Report every line of the data that includes "permissions".

App and web page records:
───

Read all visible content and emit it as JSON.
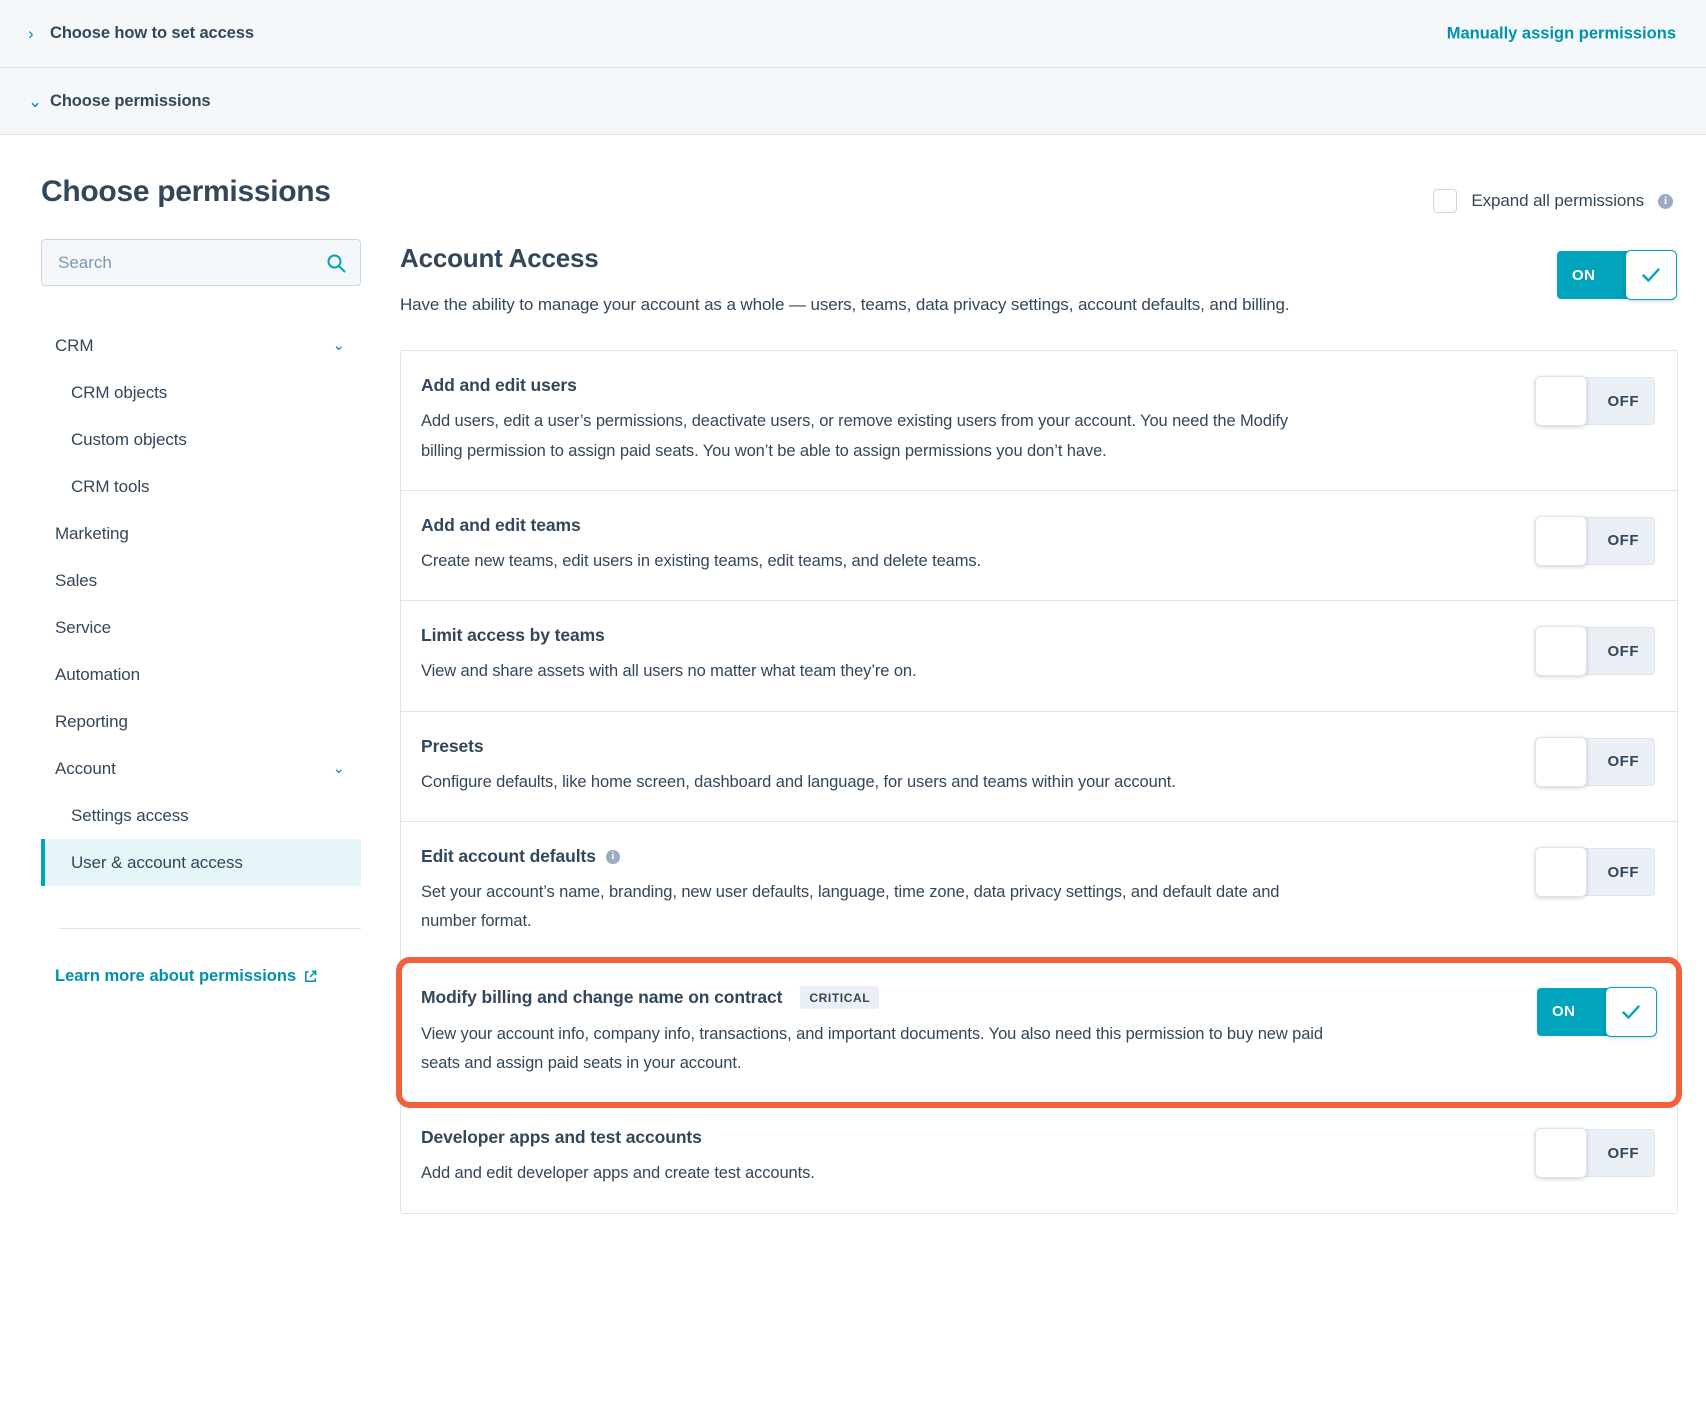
{
  "accordion": {
    "collapsed_section": {
      "label": "Choose how to set access",
      "chevron": "chevron-right"
    },
    "expanded_section": {
      "label": "Choose permissions",
      "chevron": "chevron-down"
    },
    "action_link": "Manually assign permissions"
  },
  "page": {
    "title": "Choose permissions",
    "expand_all_label": "Expand all permissions"
  },
  "search": {
    "placeholder": "Search",
    "value": ""
  },
  "sidebar": {
    "items": [
      {
        "label": "CRM",
        "level": 0,
        "expandable": true,
        "selected": false
      },
      {
        "label": "CRM objects",
        "level": 1,
        "expandable": false,
        "selected": false
      },
      {
        "label": "Custom objects",
        "level": 1,
        "expandable": false,
        "selected": false
      },
      {
        "label": "CRM tools",
        "level": 1,
        "expandable": false,
        "selected": false
      },
      {
        "label": "Marketing",
        "level": 0,
        "expandable": false,
        "selected": false
      },
      {
        "label": "Sales",
        "level": 0,
        "expandable": false,
        "selected": false
      },
      {
        "label": "Service",
        "level": 0,
        "expandable": false,
        "selected": false
      },
      {
        "label": "Automation",
        "level": 0,
        "expandable": false,
        "selected": false
      },
      {
        "label": "Reporting",
        "level": 0,
        "expandable": false,
        "selected": false
      },
      {
        "label": "Account",
        "level": 0,
        "expandable": true,
        "selected": false
      },
      {
        "label": "Settings access",
        "level": 1,
        "expandable": false,
        "selected": false
      },
      {
        "label": "User & account access",
        "level": 1,
        "expandable": false,
        "selected": true
      }
    ],
    "learn_more_link": "Learn more about permissions"
  },
  "main": {
    "section_title": "Account Access",
    "section_description": "Have the ability to manage your account as a whole — users, teams, data privacy settings, account defaults, and billing.",
    "section_toggle": {
      "state": "ON",
      "label": "ON"
    },
    "permissions": [
      {
        "title": "Add and edit users",
        "description": "Add users, edit a user’s permissions, deactivate users, or remove existing users from your account. You need the Modify billing permission to assign paid seats. You won’t be able to assign permissions you don’t have.",
        "toggle": "OFF",
        "badge": null,
        "has_info": false,
        "highlighted": false
      },
      {
        "title": "Add and edit teams",
        "description": "Create new teams, edit users in existing teams, edit teams, and delete teams.",
        "toggle": "OFF",
        "badge": null,
        "has_info": false,
        "highlighted": false
      },
      {
        "title": "Limit access by teams",
        "description": "View and share assets with all users no matter what team they’re on.",
        "toggle": "OFF",
        "badge": null,
        "has_info": false,
        "highlighted": false
      },
      {
        "title": "Presets",
        "description": "Configure defaults, like home screen, dashboard and language, for users and teams within your account.",
        "toggle": "OFF",
        "badge": null,
        "has_info": false,
        "highlighted": false
      },
      {
        "title": "Edit account defaults",
        "description": "Set your account’s name, branding, new user defaults, language, time zone, data privacy settings, and default date and number format.",
        "toggle": "OFF",
        "badge": null,
        "has_info": true,
        "highlighted": false
      },
      {
        "title": "Modify billing and change name on contract",
        "description": "View your account info, company info, transactions, and important documents. You also need this permission to buy new paid seats and assign paid seats in your account.",
        "toggle": "ON",
        "badge": "CRITICAL",
        "has_info": false,
        "highlighted": true
      },
      {
        "title": "Developer apps and test accounts",
        "description": "Add and edit developer apps and create test accounts.",
        "toggle": "OFF",
        "badge": null,
        "has_info": false,
        "highlighted": false
      }
    ]
  },
  "colors": {
    "accent_teal": "#00a4bd",
    "link_teal": "#0091ae",
    "text_dark": "#33475b",
    "highlight_orange": "#f2603c",
    "panel_bg": "#f5f8fa",
    "selected_bg": "#e5f5f8",
    "border": "#dfe3eb"
  }
}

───

**OUTPUT FOR THIS TASK:**
      "label": "Choose permissions",
    "action_link": "Manually assign permissions"
    "title": "Choose permissions",
    "expand_all_label": "Expand all permissions"
    "learn_more_link": "Learn more about permissions"
    "permissions": [
        "description": "Add users, edit a user’s permissions, deactivate users, or remove existing users from your account. You need the Modify billing permission to assign paid seats. You won’t be able to assign permissions you don’t have.",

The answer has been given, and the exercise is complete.